→ **About this exercise**
What is needed is an exact reproduction of the listing, without its pictures.

----------

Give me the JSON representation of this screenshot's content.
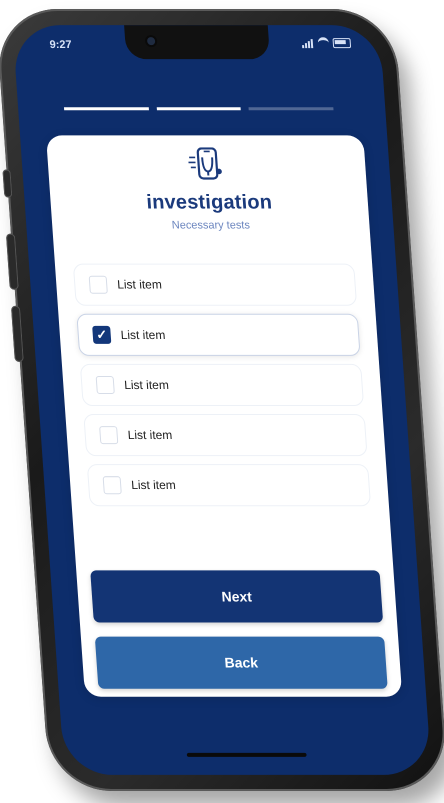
{
  "status_bar": {
    "time": "9:27",
    "icons": [
      "signal-icon",
      "wifi-icon",
      "battery-icon"
    ]
  },
  "progress": {
    "completed_steps": 2,
    "total_steps": 3
  },
  "header": {
    "title": "investigation",
    "subtitle": "Necessary tests",
    "logo_icon": "stethoscope-phone-icon"
  },
  "list": {
    "items": [
      {
        "label": "List item",
        "checked": false
      },
      {
        "label": "List item",
        "checked": true
      },
      {
        "label": "List item",
        "checked": false
      },
      {
        "label": "List item",
        "checked": false
      },
      {
        "label": "List item",
        "checked": false
      }
    ]
  },
  "buttons": {
    "next_label": "Next",
    "back_label": "Back"
  },
  "colors": {
    "screen_background": "#0d2d6b",
    "primary": "#133474",
    "secondary": "#2e67a8",
    "card": "#ffffff"
  }
}
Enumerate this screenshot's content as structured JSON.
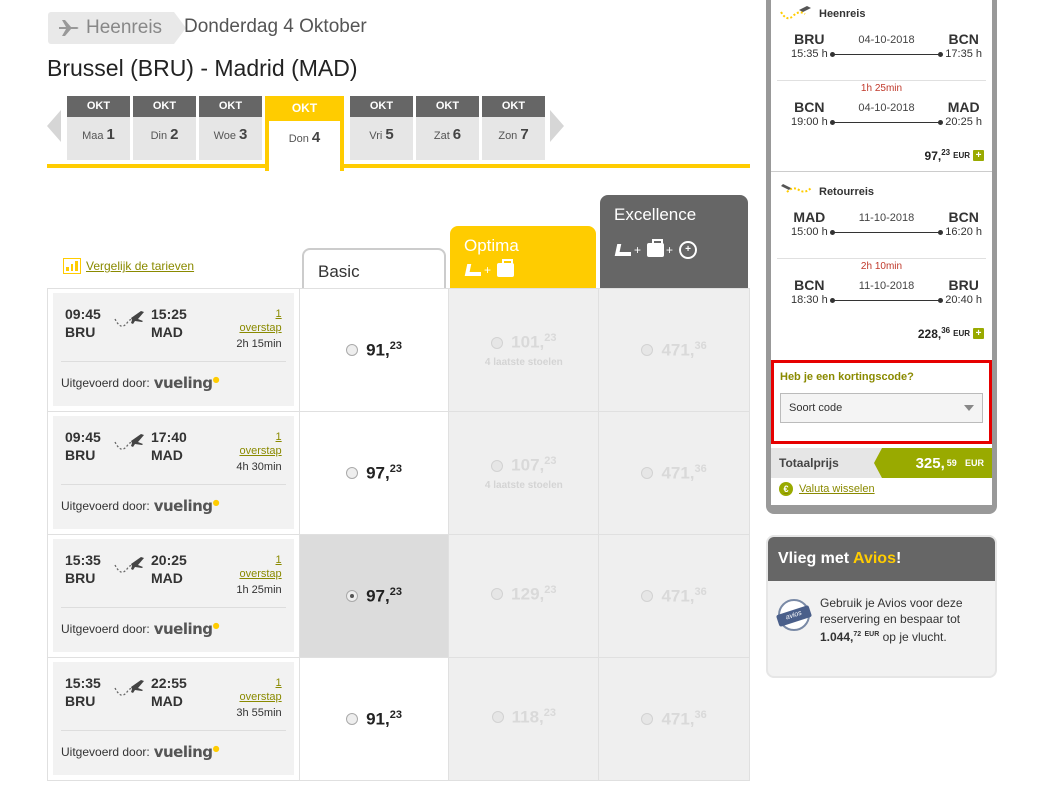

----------

→ **Exercise solution**
Give me the JSON representation of this screenshot's content.
{
  "status_bar": {
    "time": "9:27",
    "icons": [
      "signal-icon",
      "wifi-icon",
      "battery-icon"
    ]
  },
  "progress": {
    "completed_steps": 2,
    "total_steps": 3
  },
  "header": {
    "title": "investigation",
    "subtitle": "Necessary tests",
    "logo_icon": "stethoscope-phone-icon"
  },
  "list": {
    "items": [
      {
        "label": "List item",
        "checked": false
      },
      {
        "label": "List item",
        "checked": true
      },
      {
        "label": "List item",
        "checked": false
      },
      {
        "label": "List item",
        "checked": false
      },
      {
        "label": "List item",
        "checked": false
      }
    ]
  },
  "buttons": {
    "next_label": "Next",
    "back_label": "Back"
  },
  "colors": {
    "screen_background": "#0d2d6b",
    "primary": "#133474",
    "secondary": "#2e67a8",
    "card": "#ffffff"
  }
}
Enumerate this screenshot's content as structured JSON.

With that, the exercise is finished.